# YOUR GOAL
For each record below, retype the text exactly and omit any image.

# PROVIDED DATA
==*==

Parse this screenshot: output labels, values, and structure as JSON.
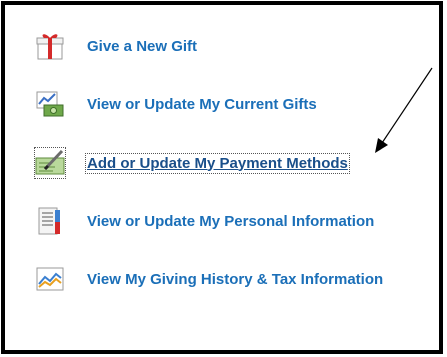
{
  "menu": {
    "items": [
      {
        "label": "Give a New Gift",
        "icon": "gift-icon"
      },
      {
        "label": "View or Update My Current Gifts",
        "icon": "money-chart-icon"
      },
      {
        "label": "Add or Update My Payment Methods",
        "icon": "check-pen-icon"
      },
      {
        "label": "View or Update My Personal Information",
        "icon": "id-document-icon"
      },
      {
        "label": "View My Giving History & Tax Information",
        "icon": "history-chart-icon"
      }
    ],
    "selected_index": 2
  },
  "colors": {
    "link": "#1b6fb8",
    "link_selected": "#1a4f8a",
    "frame_border": "#000000",
    "background": "#ffffff"
  }
}
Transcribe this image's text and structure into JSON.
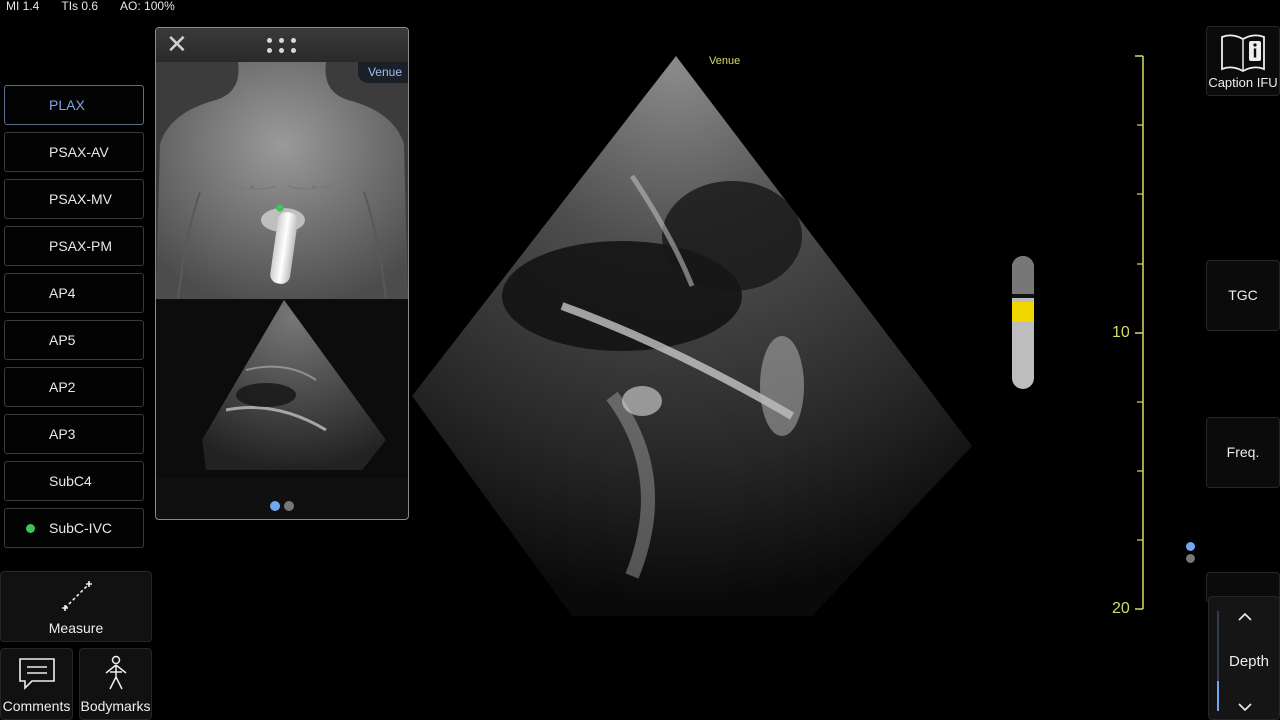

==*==

# SOLUTION FOR THIS EXERCISE
Parse this screenshot: output labels, values, and structure as JSON.
{
  "menu": {
    "items": [
      {
        "label": "Give a New Gift",
        "icon": "gift-icon"
      },
      {
        "label": "View or Update My Current Gifts",
        "icon": "money-chart-icon"
      },
      {
        "label": "Add or Update My Payment Methods",
        "icon": "check-pen-icon"
      },
      {
        "label": "View or Update My Personal Information",
        "icon": "id-document-icon"
      },
      {
        "label": "View My Giving History & Tax Information",
        "icon": "history-chart-icon"
      }
    ],
    "selected_index": 2
  },
  "colors": {
    "link": "#1b6fb8",
    "link_selected": "#1a4f8a",
    "frame_border": "#000000",
    "background": "#ffffff"
  }
}
Transcribe this image's text and structure into JSON.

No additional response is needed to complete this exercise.